[2] The Great Horologion, tr. Holy Transfiguration Monastery (Boston: HTM, 1997), p. 404.

[3] Stephen D. Salamone, ‘Introduction’, The Hellenic-Christian Philosophical Tradition, by Constantine Cavarnos (Belmont, MA: Institute for Byzantine & Modern Greek Studies, 1989), p. 2.

[4] Ibid., p. 3.

[5] Protopresbyter Georges Florovsky, Ways of Russian Theology: Part Two, tr. Robert L. Nichols, Vol. 6 in The Collected Words of Georges Florovsky (Vaduz: Büchervertriebsanstalt, 1987), p. 297.


Matthew said...

Apropos of today's feast, from what I know of St. John Mavropous (and I don't know much so I'm open to correction), he had a very Christian approach to secular leaning. His prayers are still in our prayer books today, but before he was Metropolitan, he was a court poet and philosopher, who loved Plutarch and Plato, and was the teacher of Micheal Psellus.

J. M. Hussey quotes the following poem in her book Church & Learning in the Byzantine Empire which I think is a nice poem on the proper perspective of books and learning:

"And thus, O Logos, mayest Thou guide and bear me, constant, unshaken, unmoved, remaining within the bounds of moderation, living among books like a bee among flowers, nourishing myself on words like a grasshopper in the dew, content to live only in the present, demanding nothing save salvation, to which mayest Thou, O Saviour, swiftly bring me, lest I grow very weary of the present. For the longed for haven far excels the easy labour of even a fair voyage, and is the consummation of all toils. May I quickly reach this, O my Christ."

Aaron Taylor said...

Thank you for that, Matthew. Very nice!

Andreas Houpos said...


First, let me say that the troparion for the feast of the Three Hierarchs you included is one of my favorite.
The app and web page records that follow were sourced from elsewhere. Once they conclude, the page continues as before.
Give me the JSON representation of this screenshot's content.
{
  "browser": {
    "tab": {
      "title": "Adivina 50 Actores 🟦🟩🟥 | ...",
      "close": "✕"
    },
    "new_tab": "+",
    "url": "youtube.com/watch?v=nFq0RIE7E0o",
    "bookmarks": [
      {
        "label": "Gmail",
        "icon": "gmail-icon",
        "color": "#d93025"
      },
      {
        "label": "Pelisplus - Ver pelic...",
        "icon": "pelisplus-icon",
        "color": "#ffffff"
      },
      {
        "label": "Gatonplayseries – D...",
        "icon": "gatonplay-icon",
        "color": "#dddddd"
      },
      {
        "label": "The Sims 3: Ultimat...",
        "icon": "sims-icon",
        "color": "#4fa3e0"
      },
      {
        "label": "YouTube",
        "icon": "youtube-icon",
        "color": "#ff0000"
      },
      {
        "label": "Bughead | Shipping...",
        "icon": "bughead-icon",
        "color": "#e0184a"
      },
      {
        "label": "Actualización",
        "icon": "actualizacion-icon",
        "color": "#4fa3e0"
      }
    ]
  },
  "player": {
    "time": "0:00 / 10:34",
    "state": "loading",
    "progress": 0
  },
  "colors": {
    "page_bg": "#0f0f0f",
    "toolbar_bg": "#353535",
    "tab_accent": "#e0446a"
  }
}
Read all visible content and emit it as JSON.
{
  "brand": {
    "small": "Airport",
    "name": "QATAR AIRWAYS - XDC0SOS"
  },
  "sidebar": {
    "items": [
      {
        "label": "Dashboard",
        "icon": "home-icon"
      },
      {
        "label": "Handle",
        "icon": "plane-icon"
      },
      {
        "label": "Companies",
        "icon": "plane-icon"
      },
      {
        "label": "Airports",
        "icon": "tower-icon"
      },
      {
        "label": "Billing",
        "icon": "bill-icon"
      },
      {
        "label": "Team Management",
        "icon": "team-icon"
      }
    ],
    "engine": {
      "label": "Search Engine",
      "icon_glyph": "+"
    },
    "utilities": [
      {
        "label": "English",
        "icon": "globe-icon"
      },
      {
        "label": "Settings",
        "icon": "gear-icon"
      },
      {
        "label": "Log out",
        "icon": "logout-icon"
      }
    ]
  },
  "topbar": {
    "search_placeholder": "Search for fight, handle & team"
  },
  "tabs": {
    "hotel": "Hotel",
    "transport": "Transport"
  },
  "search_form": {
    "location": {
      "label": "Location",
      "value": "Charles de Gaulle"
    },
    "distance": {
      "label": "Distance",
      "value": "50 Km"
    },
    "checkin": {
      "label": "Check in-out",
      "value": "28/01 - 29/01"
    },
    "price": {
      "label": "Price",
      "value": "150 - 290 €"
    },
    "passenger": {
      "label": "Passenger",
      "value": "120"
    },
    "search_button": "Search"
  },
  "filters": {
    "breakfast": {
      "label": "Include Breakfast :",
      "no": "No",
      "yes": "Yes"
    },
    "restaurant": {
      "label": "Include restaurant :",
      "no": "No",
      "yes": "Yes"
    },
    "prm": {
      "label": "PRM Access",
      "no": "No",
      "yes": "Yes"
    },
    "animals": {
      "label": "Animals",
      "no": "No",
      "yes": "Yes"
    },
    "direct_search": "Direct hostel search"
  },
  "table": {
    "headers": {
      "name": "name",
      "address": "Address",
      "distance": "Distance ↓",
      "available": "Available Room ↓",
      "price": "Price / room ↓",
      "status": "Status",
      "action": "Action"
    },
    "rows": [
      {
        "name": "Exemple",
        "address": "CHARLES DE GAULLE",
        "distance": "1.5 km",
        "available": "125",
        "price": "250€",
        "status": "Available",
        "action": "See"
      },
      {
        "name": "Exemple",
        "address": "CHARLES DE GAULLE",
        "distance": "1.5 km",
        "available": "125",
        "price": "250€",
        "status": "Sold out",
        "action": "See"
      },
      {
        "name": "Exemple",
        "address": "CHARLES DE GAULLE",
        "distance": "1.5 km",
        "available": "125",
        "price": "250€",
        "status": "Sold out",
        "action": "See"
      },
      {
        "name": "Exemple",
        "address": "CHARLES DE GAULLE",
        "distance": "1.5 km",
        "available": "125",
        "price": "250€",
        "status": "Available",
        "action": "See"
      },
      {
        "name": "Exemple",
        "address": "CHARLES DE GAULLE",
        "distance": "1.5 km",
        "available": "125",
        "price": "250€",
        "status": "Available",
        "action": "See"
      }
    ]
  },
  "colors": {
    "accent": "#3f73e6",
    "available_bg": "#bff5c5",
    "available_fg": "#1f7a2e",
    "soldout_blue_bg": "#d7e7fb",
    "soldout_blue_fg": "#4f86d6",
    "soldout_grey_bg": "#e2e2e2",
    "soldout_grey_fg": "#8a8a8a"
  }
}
Second, right on. I think you hit the nail on the head here with this post. Being of the Greek Archdiocese of America, I see first hand this same mistaken identity that Greeks have when discussing these Fathers. The disconnect between the popular conception of the Three Hierarchs as being nothing more nor less than beacons of the greatness of Greece (i.e. classical learning), and the fact that they were astoundingly brilliant beacons of Christian Truth is truly lamentable. Yet, on the other hand, as you point out, we must not go too far in chastising this, because, in fact, they are also prime examples of what happens when the Church absorbs all that is good and beneficial from without and converts and transfigures it.
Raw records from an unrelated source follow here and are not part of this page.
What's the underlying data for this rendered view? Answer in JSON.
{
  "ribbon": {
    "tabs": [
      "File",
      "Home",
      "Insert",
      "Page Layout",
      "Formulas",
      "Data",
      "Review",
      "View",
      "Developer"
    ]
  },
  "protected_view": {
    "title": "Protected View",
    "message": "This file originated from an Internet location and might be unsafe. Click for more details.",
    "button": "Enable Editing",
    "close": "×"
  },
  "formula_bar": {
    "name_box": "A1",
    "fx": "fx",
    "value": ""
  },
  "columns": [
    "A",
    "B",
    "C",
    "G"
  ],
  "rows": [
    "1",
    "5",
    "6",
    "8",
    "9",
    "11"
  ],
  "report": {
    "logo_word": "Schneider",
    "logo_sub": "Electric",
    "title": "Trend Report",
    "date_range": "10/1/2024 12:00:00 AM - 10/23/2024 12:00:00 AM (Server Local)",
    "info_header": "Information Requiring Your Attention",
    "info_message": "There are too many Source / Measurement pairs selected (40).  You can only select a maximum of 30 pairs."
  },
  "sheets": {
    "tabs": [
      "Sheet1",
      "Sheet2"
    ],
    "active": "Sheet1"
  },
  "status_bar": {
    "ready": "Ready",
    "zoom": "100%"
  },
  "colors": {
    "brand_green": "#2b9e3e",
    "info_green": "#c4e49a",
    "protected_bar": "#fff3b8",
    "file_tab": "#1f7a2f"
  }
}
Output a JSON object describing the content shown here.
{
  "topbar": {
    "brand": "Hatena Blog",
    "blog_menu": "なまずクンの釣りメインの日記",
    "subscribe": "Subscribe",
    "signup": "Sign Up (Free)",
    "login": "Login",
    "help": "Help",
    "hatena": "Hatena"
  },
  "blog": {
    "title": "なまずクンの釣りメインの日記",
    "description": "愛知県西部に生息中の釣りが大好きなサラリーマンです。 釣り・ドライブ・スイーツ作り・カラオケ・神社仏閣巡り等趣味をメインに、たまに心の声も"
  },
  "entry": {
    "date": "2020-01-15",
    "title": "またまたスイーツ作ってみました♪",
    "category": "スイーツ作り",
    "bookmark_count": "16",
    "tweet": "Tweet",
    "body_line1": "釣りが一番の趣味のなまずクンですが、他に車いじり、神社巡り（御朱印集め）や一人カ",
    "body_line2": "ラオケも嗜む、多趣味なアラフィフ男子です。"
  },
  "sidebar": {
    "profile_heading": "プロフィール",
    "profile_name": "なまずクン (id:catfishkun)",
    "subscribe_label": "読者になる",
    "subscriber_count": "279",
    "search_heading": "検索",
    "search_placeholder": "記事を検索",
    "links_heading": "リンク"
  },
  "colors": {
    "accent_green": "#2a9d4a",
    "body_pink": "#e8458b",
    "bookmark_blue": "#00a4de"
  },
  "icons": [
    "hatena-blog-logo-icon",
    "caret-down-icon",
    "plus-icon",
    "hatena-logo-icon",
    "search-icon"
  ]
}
Remember that lecture by Met. Kallistos I mentioned not too long ago? It was the other night, and I posted my notes on my blog. This is exactly the topic he discussed, and I think you'll find it buttresses what you brought up here.

Aaron Taylor said...

Thanks, Andreas. I'll be sure to check out your notes on +Kallistos's lecture.